Internet censorship doesn't stop piracy – and here’s the evidence. Murdoch tabs go to war against Qld corruption fighter Fitzgerald. Questions over the AFP in Ukraine. Rundle on moral outrage, inaction and refugees. How Ramadan went commercial (and political) in Australia. The backstory to Jono Moylan’s suspended sentence. Switzer steps down. Telstra job cuts. Why The Guardian needs more local eds. And land of the long memory: why Kiwis still hate Oz journo Ean Higgins.
The New South Wales branch of the Labor Party has produced some of the most egregiously corrupt politicians the nation has seen since the days of Joh Bjelke-Petersen and the “Moonlight State”. During its most recent stint in state government, the party created a toxic culture in which the public interest and basic good process were regarded with contempt, as minor hurdles to be overcome in the pursuit of corrupt deals by the likes of Eddie Obeid, Joe Tripodi and Ian Macdonald.
The party’s rejection of Senator John Faulkner’s proposals for reform at its weekend conference clearly illustrates that branch’s continuing problems.
Faulkner’s proposals to hand over preselection for upper house spots at both the state and federal level to party members would not have guaranteed Labor never produced another crook, but they would have struck at the heart of the factional dealmaking system that handed power to crooks like Obeid. Their defeat — at the behest primarily of the party’s Right faction — leaves intact that system. The only guarantee that we will not look upon his like again is Labor’s promise that it will do better in the future.

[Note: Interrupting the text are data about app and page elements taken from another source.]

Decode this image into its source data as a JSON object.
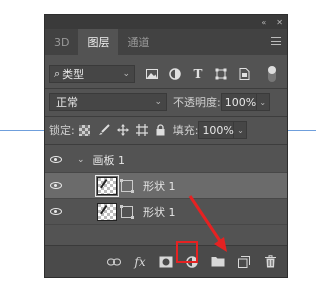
{
  "titlebar": {
    "collapse_glyph": "«",
    "close_glyph": "✕"
  },
  "tabs": [
    {
      "label": "3D",
      "active": false
    },
    {
      "label": "图层",
      "active": true
    },
    {
      "label": "通道",
      "active": false
    }
  ],
  "filter": {
    "search_glyph": "⌕",
    "kind_label": "类型",
    "chevron": "⌄",
    "icons": [
      "image-filter-icon",
      "adjustment-filter-icon",
      "type-filter-icon",
      "shape-filter-icon",
      "smart-object-filter-icon"
    ],
    "type_glyph": "T",
    "toggle_state": "on"
  },
  "blend": {
    "mode": "正常",
    "chevron": "⌄",
    "opacity_label": "不透明度:",
    "opacity_value": "100%",
    "dd_glyph": "⌄"
  },
  "lock": {
    "label": "锁定:",
    "fill_label": "填充:",
    "fill_value": "100%",
    "dd_glyph": "⌄",
    "icons": [
      "lock-transparent-icon",
      "lock-brush-icon",
      "lock-position-icon",
      "lock-artboard-icon",
      "lock-all-icon"
    ]
  },
  "layers": [
    {
      "type": "group",
      "name": "画板 1",
      "chevron": "⌄",
      "visible": true,
      "selected": false
    },
    {
      "type": "shape",
      "name": "形状 1",
      "visible": true,
      "selected": true
    },
    {
      "type": "shape",
      "name": "形状 1",
      "visible": true,
      "selected": false
    }
  ],
  "bottom_bar": {
    "fx_label": "fx",
    "icons": [
      "link-layers-icon",
      "layer-style-icon",
      "add-mask-icon",
      "new-adjustment-icon",
      "new-group-icon",
      "new-layer-icon",
      "delete-layer-icon"
    ]
  },
  "colors": {
    "panel_bg": "#535353",
    "selected_layer": "#6b6b6b",
    "annotation_red": "#e52222"
  }
}
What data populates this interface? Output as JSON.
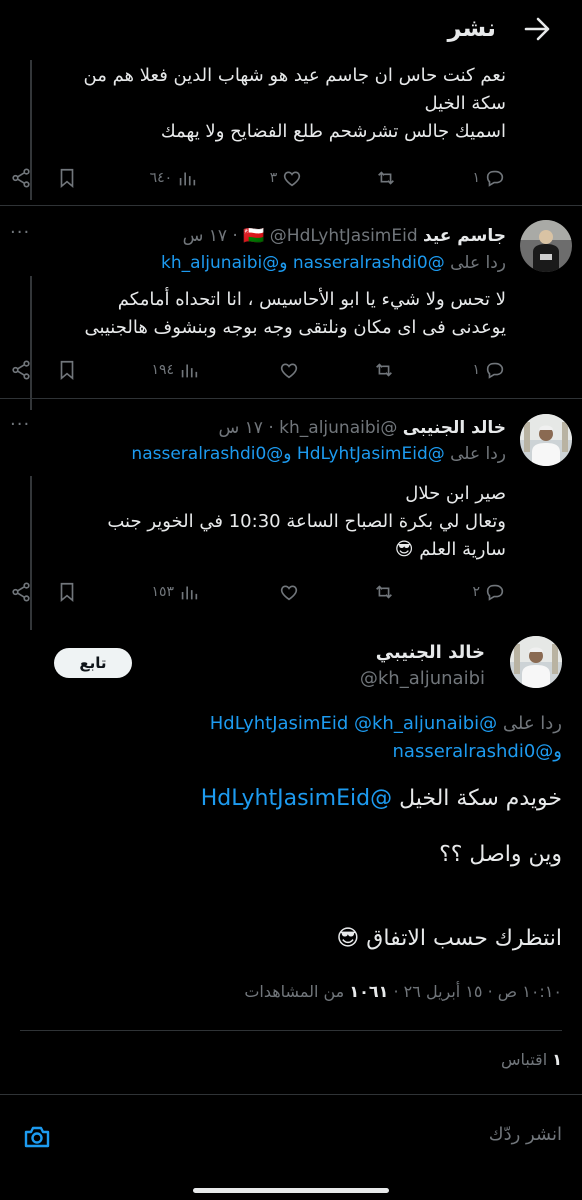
{
  "header": {
    "title": "نشر"
  },
  "tweet0": {
    "lines": [
      "نعم كنت حاس ان جاسم عيد هو شهاب الدين فعلا هم من",
      "سكة الخيل",
      "اسميك جالس تشرشحم طلع الفضايح ولا يهمك"
    ],
    "stats": {
      "replies": "١",
      "reposts": "",
      "likes": "٣",
      "views": "٦٤٠"
    }
  },
  "tweet1": {
    "name": "جاسم عيد",
    "flag": "🇴🇲",
    "handle": "@HdLyhtJasimEid",
    "time": "١٧ س",
    "reply_prefix": "ردا على",
    "reply_mention1": "@nasseralrashdi0",
    "reply_and": "و",
    "reply_mention2": "@kh_aljunaibi",
    "lines": [
      "لا تحس ولا شيء يا ابو الأحاسيس ، انا اتحداه أمامكم",
      "يوعدنى فى اى مكان ونلتقى وجه بوجه وبنشوف هالجنيبى"
    ],
    "stats": {
      "replies": "١",
      "reposts": "",
      "likes": "",
      "views": "١٩٤"
    }
  },
  "tweet2": {
    "name": "خالد الجنيبى",
    "handle": "@kh_aljunaibi",
    "time": "١٧ س",
    "reply_prefix": "ردا على",
    "reply_mention1": "@HdLyhtJasimEid",
    "reply_and": "و",
    "reply_mention2": "@nasseralrashdi0",
    "lines": [
      "صير ابن حلال",
      "وتعال لي بكرة الصباح الساعة 10:30 في الخوير جنب",
      "سارية العلم 😎"
    ],
    "stats": {
      "replies": "٢",
      "reposts": "",
      "likes": "",
      "views": "١٥٣"
    }
  },
  "main": {
    "name": "خالد الجنيبي",
    "handle": "@kh_aljunaibi",
    "follow_label": "تابع",
    "reply_prefix": "ردا على",
    "reply_mention1": "@HdLyhtJasimEid",
    "reply_mention2": "@kh_aljunaibi",
    "reply_and": "و",
    "reply_mention3": "@nasseralrashdi0",
    "line1_text": "خويدم سكة الخيل",
    "line1_mention": "@HdLyhtJasimEid",
    "line2": "وين واصل ؟؟",
    "line3": "انتظرك حسب الاتفاق 😎",
    "time": "١٠:١٠ ص",
    "date": "١٥ أبريل ٢٦",
    "views_count": "١٠٦١",
    "views_label": "من المشاهدات",
    "sep": "·",
    "quotes_count": "١",
    "quotes_label": "اقتباس"
  },
  "composer": {
    "placeholder": "انشر ردّك"
  }
}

In refusing to fix the system that produced Obeid and others, Labor does the voters of NSW a profound disservice. Until it does so, NSW Labor should not be seriously considered as capable of returning to government. The party simply doesn’t get it, and doesn’t deserve to be allowed near the reins of power until it does.